Friday, 21 March 2008
These don't belong to me but they are a lovely example of dragonfly menuki. The image was sent to me by my teachers good friend, a sword polisher by the name of Ikeda Nagamasa San. His late father was a great collector of sword fittings and had a particularly impressive collection of works by Kano Natsuo.
Dragonfly's are called tombo, in Japanese, and were a popular design motif with the warrior class. I imagine the swift and erratic flight of these insects could be seen as an inspiration to swordsmen and their precision attacks on their prey would have drawn much admiration. It's interesting to note how such humble, almost unassuming, creatures caught the attention of fighting men in this way, and how the beauty of nature was so sensitively appreciated.
The samurai called it katsumushi; "Invincible insect" and it can frequently be seen adorning the front of kabuto, Japanese warriors helmets.
An ancient Japanese name for dragonfly is akitsu. According to legend the first emperor, Jinmu, was once bitten by a mosquito which was then promptly eaten by a passing dragonfly. This apparently led to the land being known as Akitsushima; The Island of the Dragonfly.
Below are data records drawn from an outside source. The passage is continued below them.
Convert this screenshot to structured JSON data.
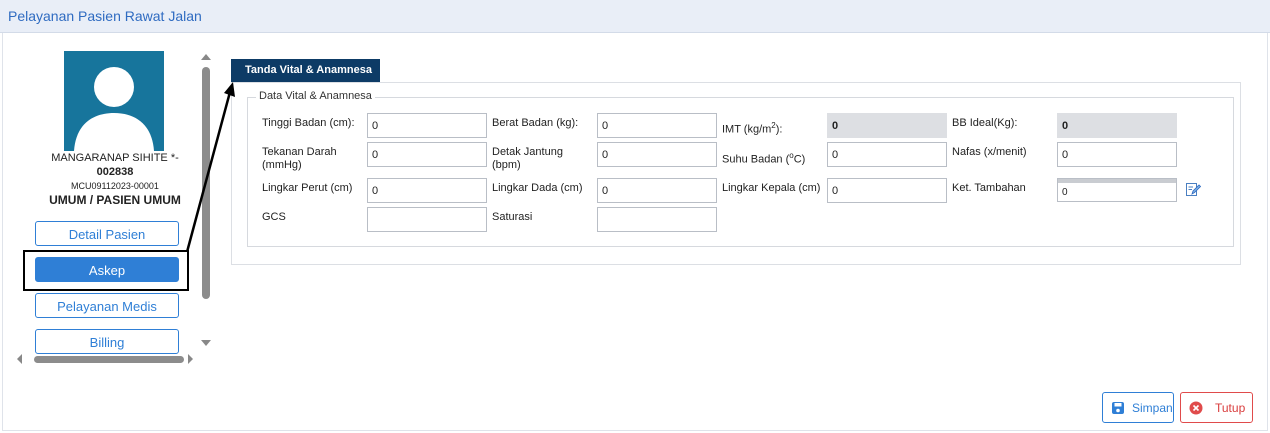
{
  "window": {
    "title": "Pelayanan Pasien Rawat Jalan"
  },
  "patient": {
    "name": "MANGARANAP SIHITE *-",
    "id": "002838",
    "mcu": "MCU09112023-00001",
    "type": "UMUM / PASIEN UMUM"
  },
  "sidebar": {
    "buttons": [
      {
        "label": "Detail Pasien"
      },
      {
        "label": "Askep",
        "active": true
      },
      {
        "label": "Pelayanan Medis"
      },
      {
        "label": "Billing"
      }
    ]
  },
  "tabs": [
    {
      "label": "Tanda Vital & Anamnesa"
    }
  ],
  "section": {
    "legend": "Data Vital & Anamnesa"
  },
  "fields": {
    "tinggi_badan": {
      "label": "Tinggi Badan (cm):",
      "value": "0"
    },
    "berat_badan": {
      "label": "Berat Badan (kg):",
      "value": "0"
    },
    "imt": {
      "label": "IMT (kg/m",
      "sup": "2",
      "suffix": "):",
      "value": "0"
    },
    "bb_ideal": {
      "label": "BB Ideal(Kg):",
      "value": "0"
    },
    "tekanan_darah": {
      "label_line1": "Tekanan Darah",
      "label_line2": "(mmHg)",
      "value": "0"
    },
    "detak_jantung": {
      "label_line1": "Detak Jantung",
      "label_line2": "(bpm)",
      "value": "0"
    },
    "suhu_badan": {
      "label": "Suhu Badan (",
      "sup": "o",
      "suffix": "C)",
      "value": "0"
    },
    "nafas": {
      "label": "Nafas (x/menit)",
      "value": "0"
    },
    "lingkar_perut": {
      "label": "Lingkar Perut (cm)",
      "value": "0"
    },
    "lingkar_dada": {
      "label": "Lingkar Dada (cm)",
      "value": "0"
    },
    "lingkar_kepala": {
      "label": "Lingkar Kepala (cm)",
      "value": "0"
    },
    "ket_tambahan": {
      "label": "Ket. Tambahan",
      "value": "0"
    },
    "gcs": {
      "label": "GCS",
      "value": ""
    },
    "saturasi": {
      "label": "Saturasi",
      "value": ""
    }
  },
  "footer": {
    "save_label": "Simpan",
    "close_label": "Tutup"
  },
  "colors": {
    "primary": "#2f7fd6",
    "tab_bg": "#0d3b66",
    "danger": "#e04b4b",
    "title": "#2f6bc1",
    "avatar_bg": "#17759c"
  }
}
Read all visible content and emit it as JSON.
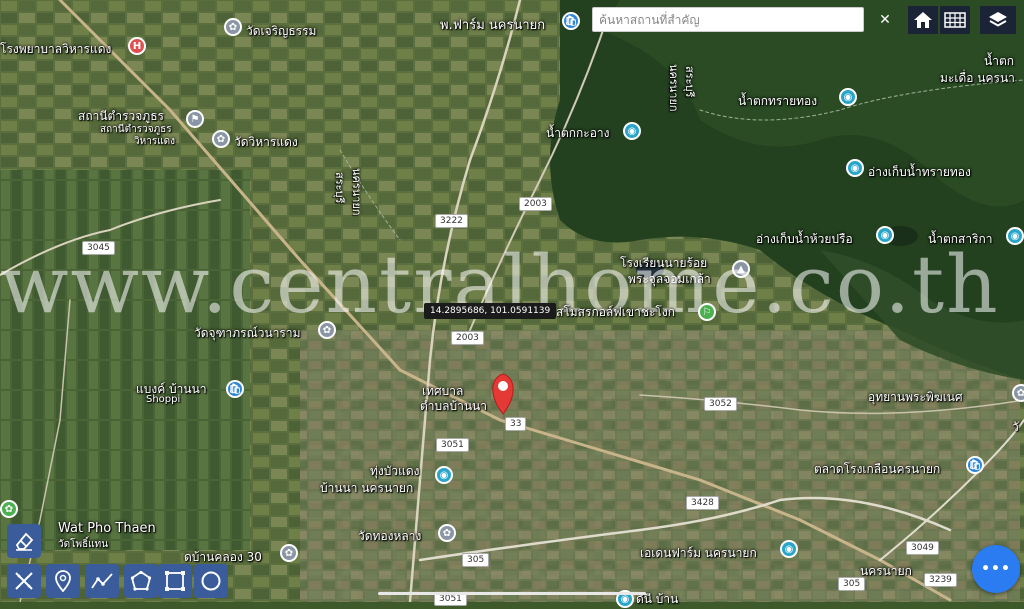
{
  "search": {
    "placeholder": "ค้นหาสถานที่สำคัญ",
    "clear": "✕"
  },
  "top_buttons": [
    {
      "icon": "home-icon"
    },
    {
      "icon": "grid-icon"
    },
    {
      "icon": "layers-icon"
    }
  ],
  "watermark": "www.centralhome.co.th",
  "coordinate_readout": "14.2895686, 101.0591139",
  "labels": {
    "hospital": "โรงพยาบาลวิหารแดง",
    "wat_charoen": "วัดเจริญธรรม",
    "pharm": "พ.ฟาร์ม นครนายก",
    "police_1": "สถานีตำรวจภูธร",
    "police_2": "สถานีตำรวจภูธร",
    "police_3": "วิหารแดง",
    "wat_viharn": "วัดวิหารแดง",
    "saraburi_1": "สระบุรี",
    "nakhon_1": "นครนายก",
    "saraburi_2": "สระบุรี",
    "nakhon_2": "นครนายก",
    "waterfall_kaoang": "น้ำตกกะอาง",
    "waterfall_saithong": "น้ำตกทรายทอง",
    "waterfall_top": "น้ำตก",
    "madua": "มะเดื่อ นครนา",
    "reservoir_saithong": "อ่างเก็บน้ำทรายทอง",
    "reservoir_huaipreu": "อ่างเก็บน้ำห้วยปรือ",
    "waterfall_sarika": "น้ำตกสาริกา",
    "school_1": "โรงเรียนนายร้อย",
    "school_2": "พระจุลจอมเกล้า",
    "golf": "สโมสรกอล์ฟเขาชะโงก",
    "wat_chuttha": "วัดจุฑาภรณ์วนาราม",
    "bank_1": "แบงค์ บ้านนา",
    "bank_2": "Shoppi",
    "municipal_1": "เทศบาล",
    "municipal_2": "ตำบลบ้านนา",
    "park": "อุทยานพระพิฆเนศ",
    "market": "ตลาดโรงเกลือนครนายก",
    "thung_1": "ทุ่งบัวแดง",
    "thung_2": "บ้านนา นครนายก",
    "wat_pho_1": "Wat Pho Thaen",
    "wat_pho_2": "วัดโพธิ์แทน",
    "wat_thonglang": "วัดทองหลาง",
    "khlong30": "ดบ้านคลอง 30",
    "eden": "เอเดนฟาร์ม นครนายก",
    "nakhonnayok": "นครนายก",
    "bottom_partial": "ดีนี บ้าน",
    "right_partial": "วั"
  },
  "roads": {
    "r2003a": "2003",
    "r3222": "3222",
    "r3045": "3045",
    "r2003b": "2003",
    "r3052": "3052",
    "r33": "33",
    "r3051a": "3051",
    "r3428": "3428",
    "r305a": "305",
    "r3049": "3049",
    "r3239": "3239",
    "r305b": "305",
    "r3051b": "3051"
  },
  "tools": [
    {
      "icon": "eraser-icon"
    },
    {
      "icon": "measure-icon"
    },
    {
      "icon": "pin-icon"
    },
    {
      "icon": "polyline-icon"
    },
    {
      "icon": "polygon-icon"
    },
    {
      "icon": "rectangle-icon"
    },
    {
      "icon": "circle-icon"
    }
  ],
  "fab_icon": "more-icon",
  "fab_label": "•••",
  "colors": {
    "tool_bg": "#3a5c9a",
    "fab_bg": "#2a7cf0",
    "marker": "#e53935",
    "poi_blue": "#2f86d6",
    "poi_teal": "#29a5c9",
    "poi_gray": "#8a96a6",
    "hospital": "#e05050",
    "golf": "#4caf50"
  }
}
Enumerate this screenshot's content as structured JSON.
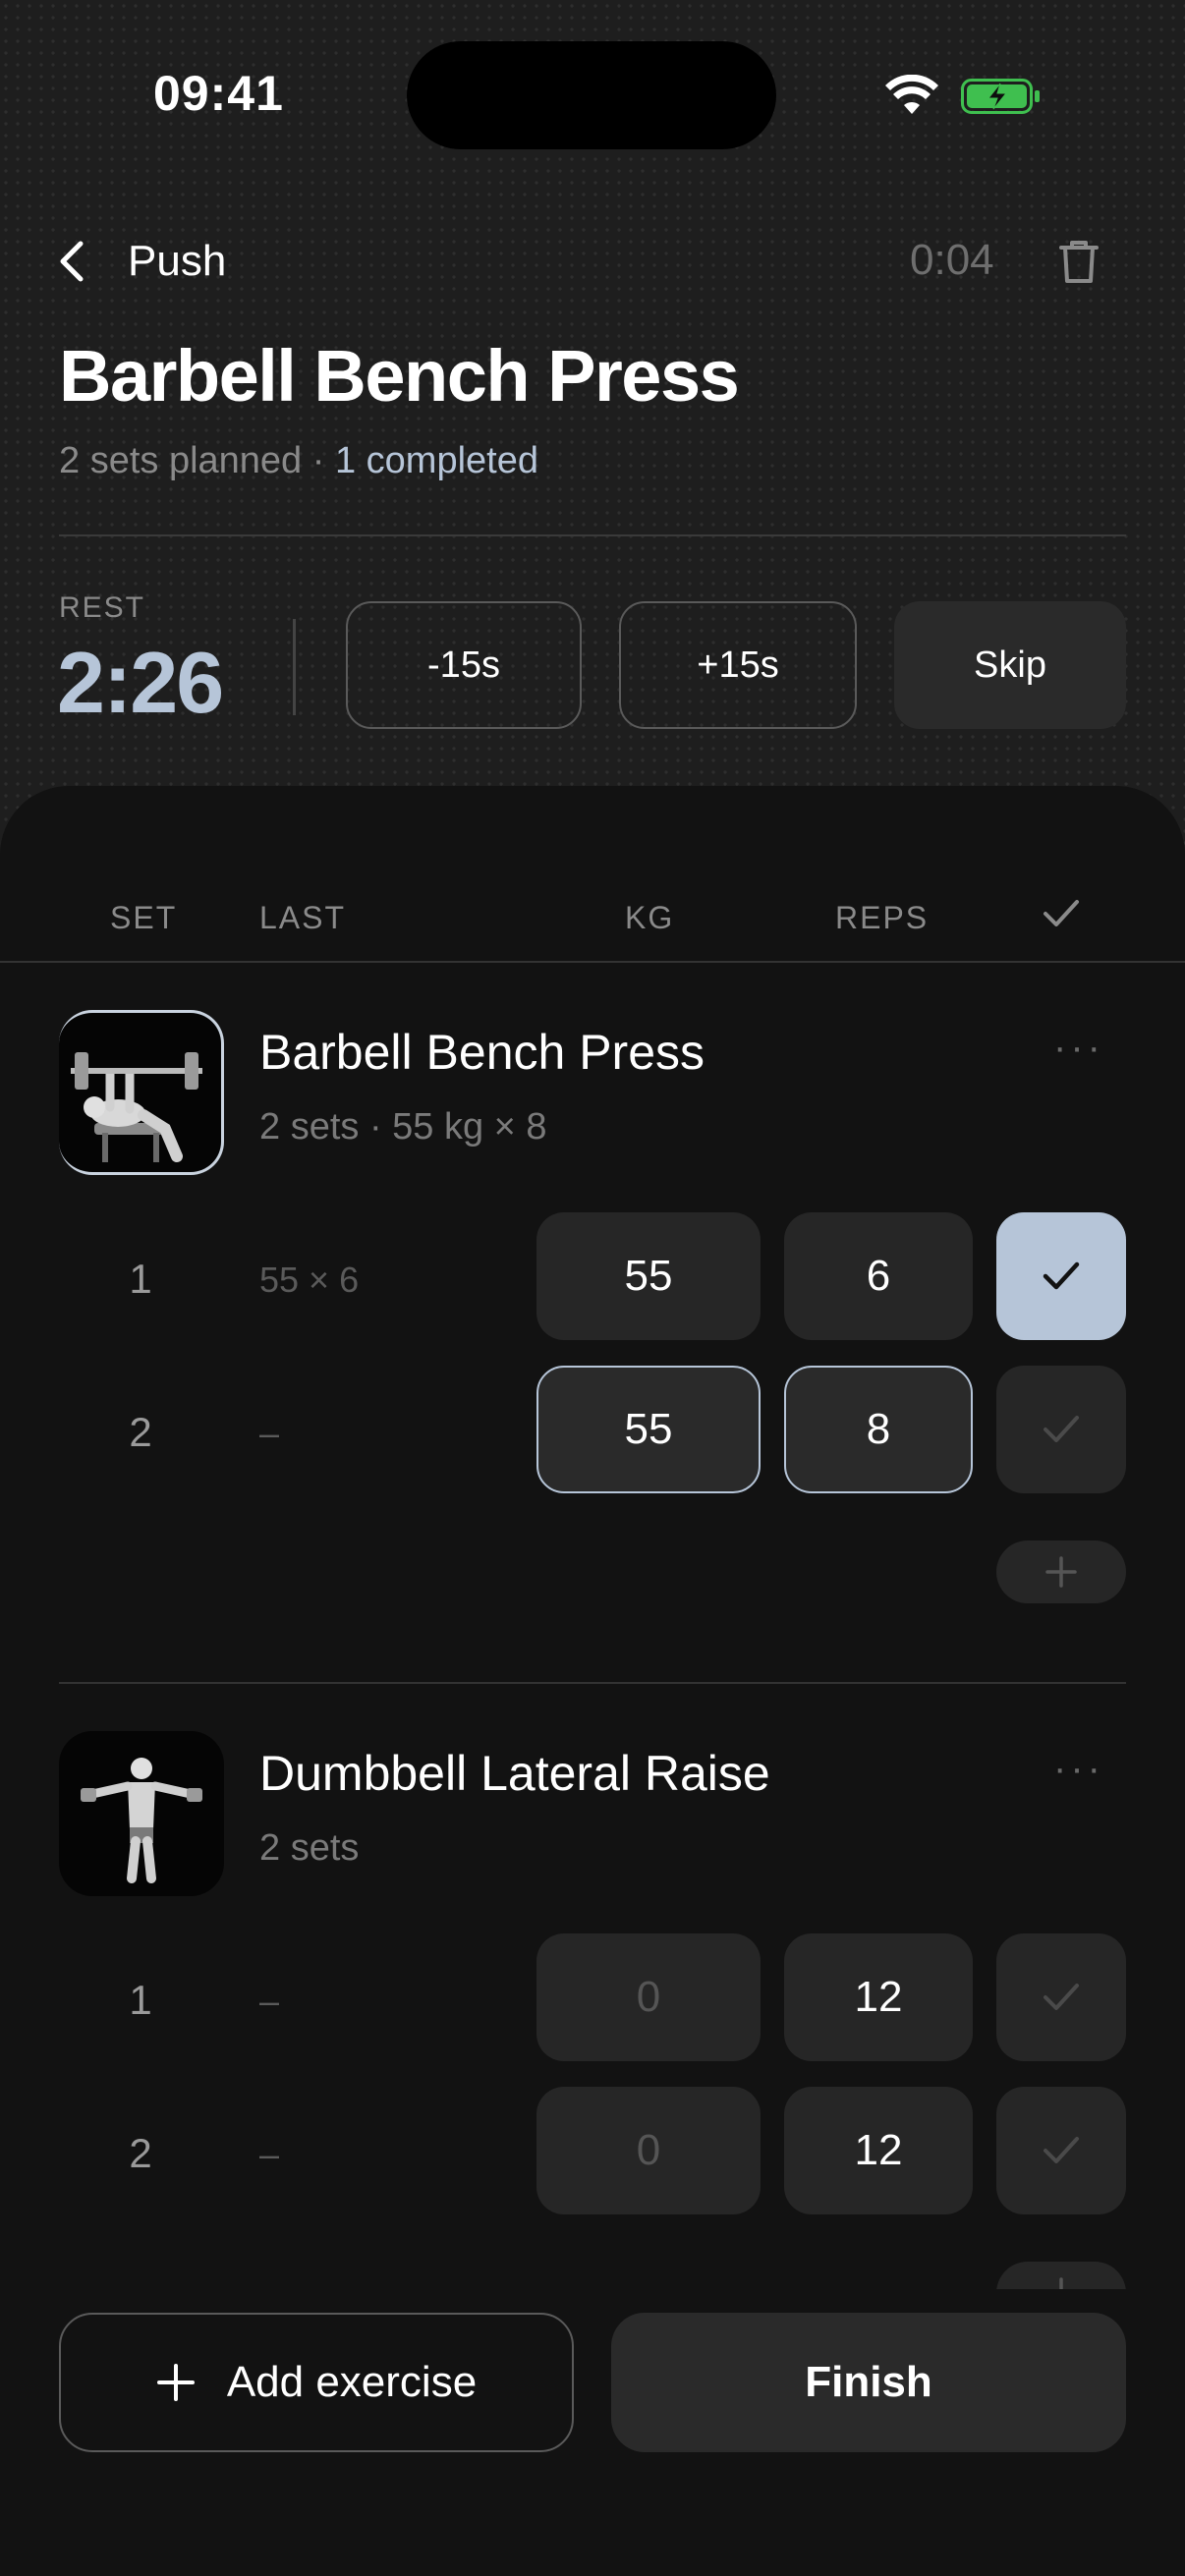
{
  "status_bar": {
    "time": "09:41"
  },
  "header": {
    "back_label": "Push",
    "elapsed": "0:04",
    "title": "Barbell Bench Press",
    "subtitle_planned": "2 sets planned · ",
    "subtitle_completed": "1 completed"
  },
  "rest": {
    "label": "REST",
    "time": "2:26",
    "minus_label": "-15s",
    "plus_label": "+15s",
    "skip_label": "Skip"
  },
  "columns": {
    "set": "SET",
    "last": "LAST",
    "kg": "KG",
    "reps": "REPS"
  },
  "exercises": [
    {
      "name": "Barbell Bench Press",
      "meta": "2 sets · 55 kg × 8",
      "more": "···",
      "sets": [
        {
          "num": "1",
          "last": "55 × 6",
          "kg": "55",
          "reps": "6",
          "done": true
        },
        {
          "num": "2",
          "last": "–",
          "kg": "55",
          "reps": "8",
          "done": false
        }
      ]
    },
    {
      "name": "Dumbbell Lateral Raise",
      "meta": "2 sets",
      "more": "···",
      "sets": [
        {
          "num": "1",
          "last": "–",
          "kg": "0",
          "reps": "12",
          "done": false
        },
        {
          "num": "2",
          "last": "–",
          "kg": "0",
          "reps": "12",
          "done": false
        }
      ]
    }
  ],
  "footer": {
    "add_label": "Add exercise",
    "finish_label": "Finish"
  },
  "colors": {
    "accent": "#b6c5d8",
    "background": "#121212",
    "surface": "#262626"
  }
}
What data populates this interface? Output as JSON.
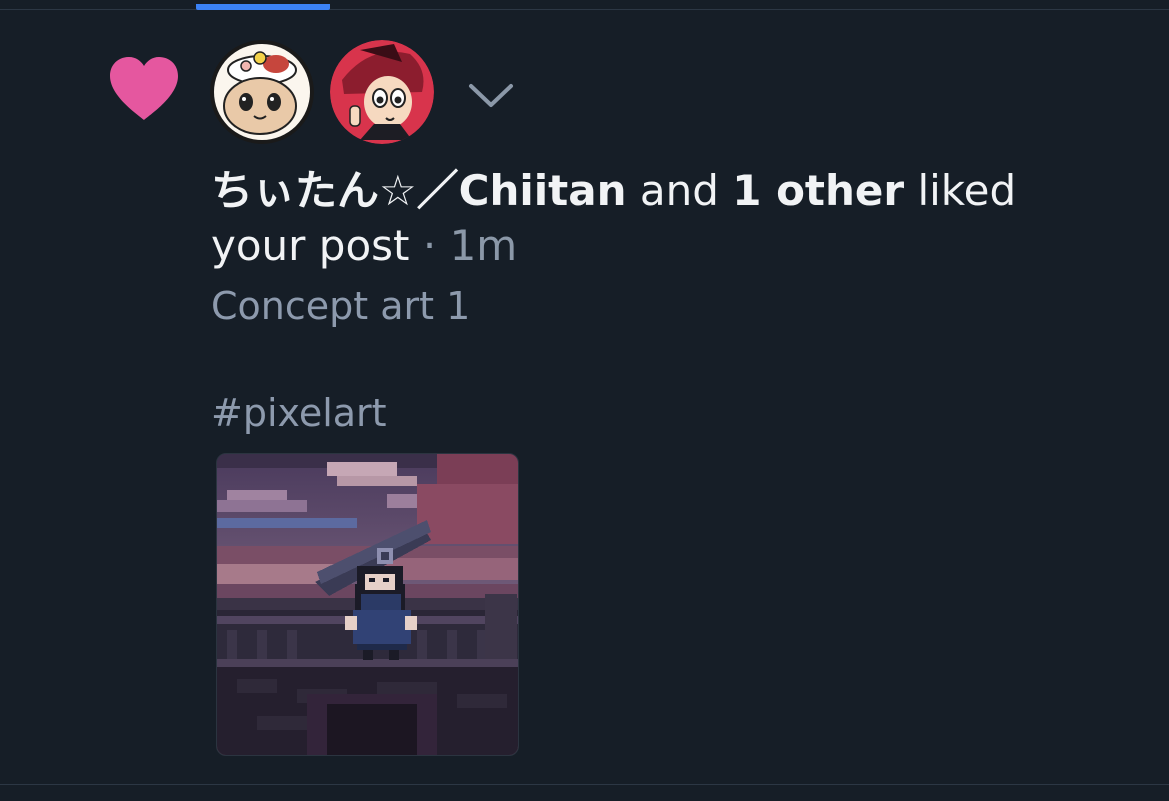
{
  "notification": {
    "type_icon": "heart-icon",
    "avatars": [
      {
        "name": "avatar-chiitan",
        "icon": "avatar-image"
      },
      {
        "name": "avatar-other",
        "icon": "avatar-image"
      }
    ],
    "expand_icon": "chevron-down-icon",
    "actor_name": "ちぃたん☆／Chiitan",
    "conjunction": " and ",
    "others": "1 other",
    "action": " liked your post",
    "separator": " · ",
    "time": "1m",
    "post_line_1": "Concept art 1",
    "post_line_2": "#pixelart"
  },
  "colors": {
    "background": "#161e27",
    "heart": "#e5579f",
    "accent": "#3b82f6",
    "primary_text": "#f1f3f5",
    "secondary_text": "#8d9aad"
  }
}
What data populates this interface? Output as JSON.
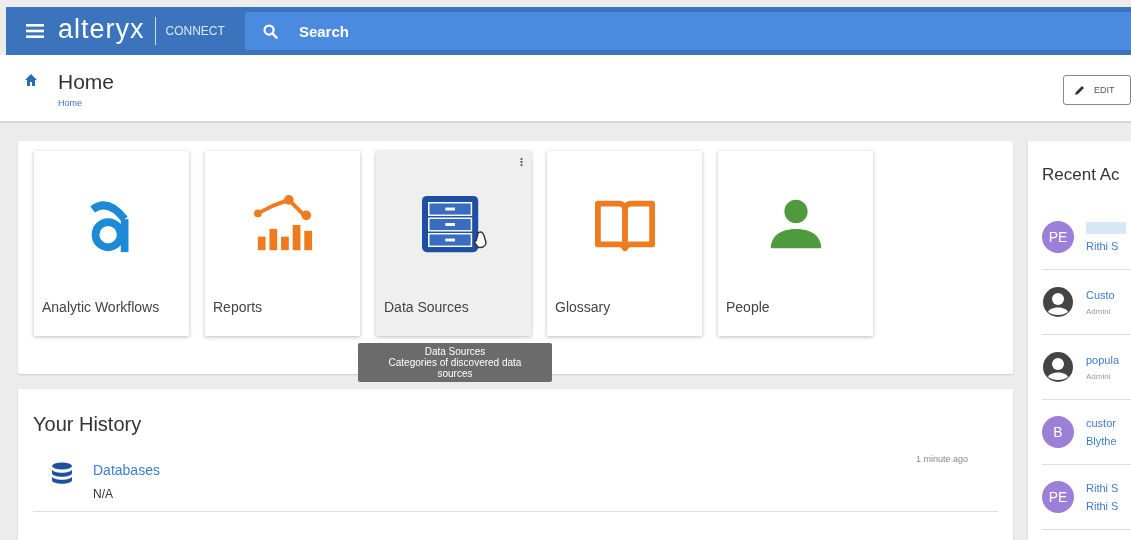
{
  "header": {
    "logo": "alteryx",
    "product": "CONNECT",
    "search": {
      "placeholder": "Search"
    }
  },
  "page": {
    "title": "Home",
    "breadcrumb": "Home",
    "edit_button": "EDIT"
  },
  "tiles": [
    {
      "label": "Analytic Workflows",
      "kind": "workflows",
      "hovered": false
    },
    {
      "label": "Reports",
      "kind": "reports",
      "hovered": false
    },
    {
      "label": "Data Sources",
      "kind": "datasources",
      "hovered": true
    },
    {
      "label": "Glossary",
      "kind": "glossary",
      "hovered": false
    },
    {
      "label": "People",
      "kind": "people",
      "hovered": false
    }
  ],
  "tooltip": {
    "title": "Data Sources",
    "description": "Categories of discovered data sources"
  },
  "history": {
    "title": "Your History",
    "items": [
      {
        "name": "Databases",
        "subtitle": "N/A",
        "time": "1 minute ago"
      }
    ]
  },
  "recent": {
    "title": "Recent Ac",
    "items": [
      {
        "kind": "initials",
        "initials": "PE",
        "color": "#9c7fd6",
        "title_hidden": true,
        "lines": [
          {
            "text": "Rithi S",
            "kind": "link"
          }
        ]
      },
      {
        "kind": "person",
        "title_hidden": false,
        "lines": [
          {
            "text": "Custo",
            "kind": "link"
          },
          {
            "text": "Admini",
            "kind": "meta"
          }
        ]
      },
      {
        "kind": "person",
        "title_hidden": false,
        "lines": [
          {
            "text": "popula",
            "kind": "link"
          },
          {
            "text": "Admini",
            "kind": "meta"
          }
        ]
      },
      {
        "kind": "initials",
        "initials": "B",
        "color": "#9c7fd6",
        "title_hidden": false,
        "lines": [
          {
            "text": "custor",
            "kind": "link"
          },
          {
            "text": "Blythe",
            "kind": "link"
          }
        ]
      },
      {
        "kind": "initials",
        "initials": "PE",
        "color": "#9c7fd6",
        "title_hidden": false,
        "lines": [
          {
            "text": "Rithi S",
            "kind": "link"
          },
          {
            "text": "Rithi S",
            "kind": "link"
          }
        ]
      }
    ]
  }
}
I know Richard Turner likes them too...so these images are especially for you, Rich.
but you can't have them ;-)